Drawings revive Stratonikeia ancient city in western Turkey
MUĞLAFindings unearthed at the ancient city of Stratonikeia in the southwestern province of Muğla, as well as the structures to be restored there, are being revived through special drawings made by an excavation painter.
Stratonikeia, located in Muğla’s Yatağan district, was home to many civilizations throughout its history and is on the UNESCO World Heritage Temporary List as one of the largest marble cities in the world. Excavations have been continuing there since 1977.
Aydın Erkuş, who is working as an excavation painter in the ancient city, said he has also been working on the restoration of old Greek and Ottoman residences in Istanbul’s Beyoğlu district. Among his work in Istanbul is the restoration of the Osman Hamdi Bey Mansion back in 2007, and since then he has been working on architectural restoration projects as an excavation painter.
“It is as if you are living in the past when making these drawings and listening to these stories. I feel like I’m travelling in history. It’s very enjoyable and exciting,” Erkuş said.
“In Stratonikeia I make reconstruction drawings and contribute to the restoration process. I work to complete the restoration projects of the structures and give attention to all details,” he added.
Erkuş said he had made the drawings of the historic bath and the houses that have been unearthed during excavations, as well as the Şaban Ağa Mosgue and the Ottoman-era stone roads. These drawings are also used in academic publications and presentations.
Giving life to structures
Before creating the drawings, Erkuş examines photos of the old structures and the head of the excavations gives him information about the period of the structures.
Visitors to the region get information about the structures and the life of the ancient city thanks to the drawings of various parts of the ancient city, he said.
“I have so far made nearly 800 drawings, including the surface surveys in the ancient cities of Stratonikeia and Lagina. I’ve also created around 600 figures to be used in the future in Stratonikeia,” Erkuş said.
The head of the Stratonikeia excavations, Professor Bilal Söğüt, said the city had been home to many civilizations including the Hellenistic, Roman, Byzantine, Anatolian beylics, Ottoman and Republican eras.
Notable pieces were during excavation and restoration works every year in the city, Söğüt added.

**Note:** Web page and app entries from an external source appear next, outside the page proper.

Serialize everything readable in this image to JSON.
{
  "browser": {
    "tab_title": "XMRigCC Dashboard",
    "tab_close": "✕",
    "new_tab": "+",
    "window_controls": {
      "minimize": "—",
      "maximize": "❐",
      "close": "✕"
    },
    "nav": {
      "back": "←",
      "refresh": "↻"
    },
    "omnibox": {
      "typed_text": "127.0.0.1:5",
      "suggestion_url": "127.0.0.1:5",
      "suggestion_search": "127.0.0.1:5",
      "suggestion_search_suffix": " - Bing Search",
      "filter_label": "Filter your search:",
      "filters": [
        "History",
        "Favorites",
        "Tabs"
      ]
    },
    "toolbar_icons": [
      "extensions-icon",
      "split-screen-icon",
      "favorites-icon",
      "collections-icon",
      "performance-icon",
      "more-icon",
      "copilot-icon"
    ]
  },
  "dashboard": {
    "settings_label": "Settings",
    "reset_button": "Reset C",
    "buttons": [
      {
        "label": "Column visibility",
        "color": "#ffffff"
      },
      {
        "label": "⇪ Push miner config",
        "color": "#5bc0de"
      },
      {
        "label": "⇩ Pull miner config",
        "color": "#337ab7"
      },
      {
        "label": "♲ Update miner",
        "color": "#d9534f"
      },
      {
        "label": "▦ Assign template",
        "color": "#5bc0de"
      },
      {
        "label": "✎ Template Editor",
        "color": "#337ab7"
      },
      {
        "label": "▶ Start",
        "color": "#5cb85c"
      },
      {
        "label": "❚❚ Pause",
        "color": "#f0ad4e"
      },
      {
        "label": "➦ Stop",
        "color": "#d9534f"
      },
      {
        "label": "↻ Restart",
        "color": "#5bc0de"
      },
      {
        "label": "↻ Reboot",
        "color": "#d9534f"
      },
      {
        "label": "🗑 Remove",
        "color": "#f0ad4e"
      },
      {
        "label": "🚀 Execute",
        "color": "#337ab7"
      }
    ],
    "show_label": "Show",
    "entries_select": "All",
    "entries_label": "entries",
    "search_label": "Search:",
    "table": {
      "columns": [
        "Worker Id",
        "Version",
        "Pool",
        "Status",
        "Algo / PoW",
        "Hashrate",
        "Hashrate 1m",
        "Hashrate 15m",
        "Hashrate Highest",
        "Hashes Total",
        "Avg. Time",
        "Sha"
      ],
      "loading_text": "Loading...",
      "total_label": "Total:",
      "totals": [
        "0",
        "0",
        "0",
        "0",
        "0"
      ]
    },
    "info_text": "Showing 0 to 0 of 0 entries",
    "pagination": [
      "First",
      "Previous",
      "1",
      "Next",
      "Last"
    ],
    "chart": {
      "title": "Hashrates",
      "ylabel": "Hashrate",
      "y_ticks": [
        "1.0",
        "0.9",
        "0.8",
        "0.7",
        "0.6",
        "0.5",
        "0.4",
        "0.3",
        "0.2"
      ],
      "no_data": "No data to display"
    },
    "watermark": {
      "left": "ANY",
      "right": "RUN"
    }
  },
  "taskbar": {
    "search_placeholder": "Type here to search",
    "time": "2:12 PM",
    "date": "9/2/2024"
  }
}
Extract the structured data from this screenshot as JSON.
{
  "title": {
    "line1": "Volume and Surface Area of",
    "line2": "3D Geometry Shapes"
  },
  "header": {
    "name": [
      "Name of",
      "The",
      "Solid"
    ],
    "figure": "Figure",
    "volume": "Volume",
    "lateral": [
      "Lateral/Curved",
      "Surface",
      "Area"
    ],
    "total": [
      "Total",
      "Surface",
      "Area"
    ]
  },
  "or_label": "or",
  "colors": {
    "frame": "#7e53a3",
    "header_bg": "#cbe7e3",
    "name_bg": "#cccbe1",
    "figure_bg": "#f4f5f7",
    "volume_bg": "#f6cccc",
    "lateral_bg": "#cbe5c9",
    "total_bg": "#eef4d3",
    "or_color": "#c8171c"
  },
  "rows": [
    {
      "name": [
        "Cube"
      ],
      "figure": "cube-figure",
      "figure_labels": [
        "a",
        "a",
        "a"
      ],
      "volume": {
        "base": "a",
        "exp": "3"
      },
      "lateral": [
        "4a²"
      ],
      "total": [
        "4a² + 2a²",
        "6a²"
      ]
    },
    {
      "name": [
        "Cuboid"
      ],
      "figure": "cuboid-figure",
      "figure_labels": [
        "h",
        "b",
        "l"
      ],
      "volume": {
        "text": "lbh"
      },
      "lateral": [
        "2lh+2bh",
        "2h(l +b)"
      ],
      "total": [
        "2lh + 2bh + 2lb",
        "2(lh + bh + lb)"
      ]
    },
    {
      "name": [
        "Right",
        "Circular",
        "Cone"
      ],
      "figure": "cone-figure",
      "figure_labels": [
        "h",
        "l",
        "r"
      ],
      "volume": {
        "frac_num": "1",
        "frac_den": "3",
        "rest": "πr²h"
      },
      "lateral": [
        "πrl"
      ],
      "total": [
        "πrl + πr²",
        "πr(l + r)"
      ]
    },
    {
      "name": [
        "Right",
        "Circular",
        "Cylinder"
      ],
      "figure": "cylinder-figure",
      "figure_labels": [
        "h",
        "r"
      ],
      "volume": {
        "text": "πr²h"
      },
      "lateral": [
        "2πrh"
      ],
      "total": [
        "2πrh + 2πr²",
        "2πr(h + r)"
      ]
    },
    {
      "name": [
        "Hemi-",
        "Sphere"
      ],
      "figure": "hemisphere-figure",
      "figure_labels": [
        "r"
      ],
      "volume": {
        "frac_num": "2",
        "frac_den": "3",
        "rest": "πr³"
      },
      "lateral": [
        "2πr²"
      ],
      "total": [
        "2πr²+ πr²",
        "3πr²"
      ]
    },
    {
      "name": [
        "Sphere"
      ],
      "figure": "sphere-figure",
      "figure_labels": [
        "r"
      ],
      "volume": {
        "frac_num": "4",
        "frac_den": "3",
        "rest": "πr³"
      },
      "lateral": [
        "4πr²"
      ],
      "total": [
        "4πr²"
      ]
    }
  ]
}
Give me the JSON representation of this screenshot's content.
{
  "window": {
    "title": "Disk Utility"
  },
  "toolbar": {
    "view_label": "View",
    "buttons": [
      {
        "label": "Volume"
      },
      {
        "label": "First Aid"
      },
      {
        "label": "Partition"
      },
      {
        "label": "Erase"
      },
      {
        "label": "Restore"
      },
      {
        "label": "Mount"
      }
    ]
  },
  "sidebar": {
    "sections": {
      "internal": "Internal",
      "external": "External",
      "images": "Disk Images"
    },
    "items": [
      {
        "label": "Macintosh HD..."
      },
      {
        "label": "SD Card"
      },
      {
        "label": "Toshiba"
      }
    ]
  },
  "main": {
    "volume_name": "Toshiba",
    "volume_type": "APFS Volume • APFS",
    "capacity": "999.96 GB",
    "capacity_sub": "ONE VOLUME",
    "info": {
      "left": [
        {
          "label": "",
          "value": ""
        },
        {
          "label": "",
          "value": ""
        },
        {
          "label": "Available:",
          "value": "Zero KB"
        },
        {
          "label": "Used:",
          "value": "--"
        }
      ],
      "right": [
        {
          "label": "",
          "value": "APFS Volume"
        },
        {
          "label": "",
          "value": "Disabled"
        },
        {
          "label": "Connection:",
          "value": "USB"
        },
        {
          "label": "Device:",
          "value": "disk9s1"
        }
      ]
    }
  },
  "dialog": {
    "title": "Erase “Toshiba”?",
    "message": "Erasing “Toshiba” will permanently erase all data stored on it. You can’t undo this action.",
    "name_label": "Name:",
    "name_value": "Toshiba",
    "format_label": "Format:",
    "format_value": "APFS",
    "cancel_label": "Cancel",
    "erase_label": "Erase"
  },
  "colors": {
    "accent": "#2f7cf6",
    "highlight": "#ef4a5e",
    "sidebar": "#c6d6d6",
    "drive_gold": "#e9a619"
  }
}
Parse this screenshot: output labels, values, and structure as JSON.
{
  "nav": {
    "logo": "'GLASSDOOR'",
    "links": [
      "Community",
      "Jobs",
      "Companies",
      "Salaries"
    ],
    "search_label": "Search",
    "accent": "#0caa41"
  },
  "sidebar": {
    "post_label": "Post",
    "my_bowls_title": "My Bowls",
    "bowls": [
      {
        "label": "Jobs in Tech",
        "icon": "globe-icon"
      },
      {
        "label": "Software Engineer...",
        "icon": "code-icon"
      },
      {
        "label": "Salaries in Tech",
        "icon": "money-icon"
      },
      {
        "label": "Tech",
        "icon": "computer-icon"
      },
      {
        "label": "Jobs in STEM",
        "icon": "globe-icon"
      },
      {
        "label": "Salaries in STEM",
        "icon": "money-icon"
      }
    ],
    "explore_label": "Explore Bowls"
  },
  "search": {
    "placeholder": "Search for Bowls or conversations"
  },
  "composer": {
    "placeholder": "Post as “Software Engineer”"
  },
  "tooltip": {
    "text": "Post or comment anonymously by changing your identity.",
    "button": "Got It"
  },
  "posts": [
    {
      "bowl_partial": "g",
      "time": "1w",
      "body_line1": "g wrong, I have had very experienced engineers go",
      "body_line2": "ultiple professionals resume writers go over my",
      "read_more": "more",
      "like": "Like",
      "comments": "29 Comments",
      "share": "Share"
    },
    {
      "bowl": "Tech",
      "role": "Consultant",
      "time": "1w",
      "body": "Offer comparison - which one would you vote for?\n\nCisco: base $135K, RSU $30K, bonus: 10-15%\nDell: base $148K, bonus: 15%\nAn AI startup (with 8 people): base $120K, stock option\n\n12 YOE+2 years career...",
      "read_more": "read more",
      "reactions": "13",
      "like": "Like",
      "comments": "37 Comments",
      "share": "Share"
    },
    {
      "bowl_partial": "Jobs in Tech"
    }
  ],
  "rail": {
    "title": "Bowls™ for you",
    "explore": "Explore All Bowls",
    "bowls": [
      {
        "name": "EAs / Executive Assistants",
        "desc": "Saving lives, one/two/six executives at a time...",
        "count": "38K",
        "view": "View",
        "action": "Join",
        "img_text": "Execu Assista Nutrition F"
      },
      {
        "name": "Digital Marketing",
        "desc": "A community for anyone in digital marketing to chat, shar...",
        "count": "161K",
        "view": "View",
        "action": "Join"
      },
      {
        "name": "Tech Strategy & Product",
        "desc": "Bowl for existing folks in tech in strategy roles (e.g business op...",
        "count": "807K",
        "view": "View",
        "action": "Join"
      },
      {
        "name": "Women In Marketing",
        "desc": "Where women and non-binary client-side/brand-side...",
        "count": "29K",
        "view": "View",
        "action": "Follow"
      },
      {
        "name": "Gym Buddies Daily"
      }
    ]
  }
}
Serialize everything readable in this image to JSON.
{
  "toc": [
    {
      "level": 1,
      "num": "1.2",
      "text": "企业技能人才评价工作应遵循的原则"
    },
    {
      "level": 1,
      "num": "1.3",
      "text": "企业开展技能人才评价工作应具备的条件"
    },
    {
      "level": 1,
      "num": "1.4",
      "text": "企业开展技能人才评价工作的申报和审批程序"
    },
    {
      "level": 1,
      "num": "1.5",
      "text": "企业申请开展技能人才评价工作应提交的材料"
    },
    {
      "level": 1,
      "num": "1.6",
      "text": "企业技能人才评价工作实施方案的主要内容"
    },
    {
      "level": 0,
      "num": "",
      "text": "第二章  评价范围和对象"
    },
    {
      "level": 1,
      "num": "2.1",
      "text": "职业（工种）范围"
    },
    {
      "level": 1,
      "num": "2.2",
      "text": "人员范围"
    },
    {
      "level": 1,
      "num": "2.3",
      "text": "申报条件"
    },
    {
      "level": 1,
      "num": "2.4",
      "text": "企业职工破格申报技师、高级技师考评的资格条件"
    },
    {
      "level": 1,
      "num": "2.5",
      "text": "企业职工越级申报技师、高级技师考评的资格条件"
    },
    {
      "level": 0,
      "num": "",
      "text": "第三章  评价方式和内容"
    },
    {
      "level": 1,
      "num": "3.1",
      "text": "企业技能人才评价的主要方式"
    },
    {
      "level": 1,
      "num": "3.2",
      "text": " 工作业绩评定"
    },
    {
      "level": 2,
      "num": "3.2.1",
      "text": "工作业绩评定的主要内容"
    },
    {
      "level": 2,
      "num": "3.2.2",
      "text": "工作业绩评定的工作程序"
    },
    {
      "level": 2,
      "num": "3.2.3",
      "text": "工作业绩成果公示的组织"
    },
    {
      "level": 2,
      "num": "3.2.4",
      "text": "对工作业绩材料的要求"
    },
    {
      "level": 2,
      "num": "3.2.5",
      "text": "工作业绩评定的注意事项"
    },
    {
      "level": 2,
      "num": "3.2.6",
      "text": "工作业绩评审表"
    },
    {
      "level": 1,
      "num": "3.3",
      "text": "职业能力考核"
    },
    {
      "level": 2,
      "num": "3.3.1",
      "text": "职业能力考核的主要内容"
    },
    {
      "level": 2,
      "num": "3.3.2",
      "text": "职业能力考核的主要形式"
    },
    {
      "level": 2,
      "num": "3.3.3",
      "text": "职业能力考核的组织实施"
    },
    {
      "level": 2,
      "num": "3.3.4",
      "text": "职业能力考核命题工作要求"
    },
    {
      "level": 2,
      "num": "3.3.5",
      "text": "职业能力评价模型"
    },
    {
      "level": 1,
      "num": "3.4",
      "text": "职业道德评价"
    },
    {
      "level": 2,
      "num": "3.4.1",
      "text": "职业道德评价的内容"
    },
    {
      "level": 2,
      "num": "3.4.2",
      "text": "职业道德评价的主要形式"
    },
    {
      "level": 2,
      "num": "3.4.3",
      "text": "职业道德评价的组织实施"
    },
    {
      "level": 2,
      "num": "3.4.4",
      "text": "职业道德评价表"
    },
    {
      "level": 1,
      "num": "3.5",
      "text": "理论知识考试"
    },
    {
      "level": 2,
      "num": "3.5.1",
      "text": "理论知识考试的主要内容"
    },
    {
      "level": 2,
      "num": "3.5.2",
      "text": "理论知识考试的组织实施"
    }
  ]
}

“Our excavation painter makes the drawings of these structures and visitors have the chance to see them in their original state thanks to these drawings,” he said.
Stratonikeia, a city in the interior of Caria, is located in the present-day village of Eskihisar. The first scientific excavations at the site began in 1977 under the direction of Professor Yusuf Boysal. Söğüt has been carrying out research, excavations and restoration work at the site since 2008.
The structures discovered in the city include fortification walls, a city gate with its monumental fountain, a colonnaded street, a gymnasium, a bouleuterion, a bath, a theater, a temple and a water structure. In addition, a bath from the Emirates Period (14th-15th century A.D.), a mosque from the 19th and the 20th centuries, a coffeehouse and a number of dwellings, streets, shops and fountains can be found there.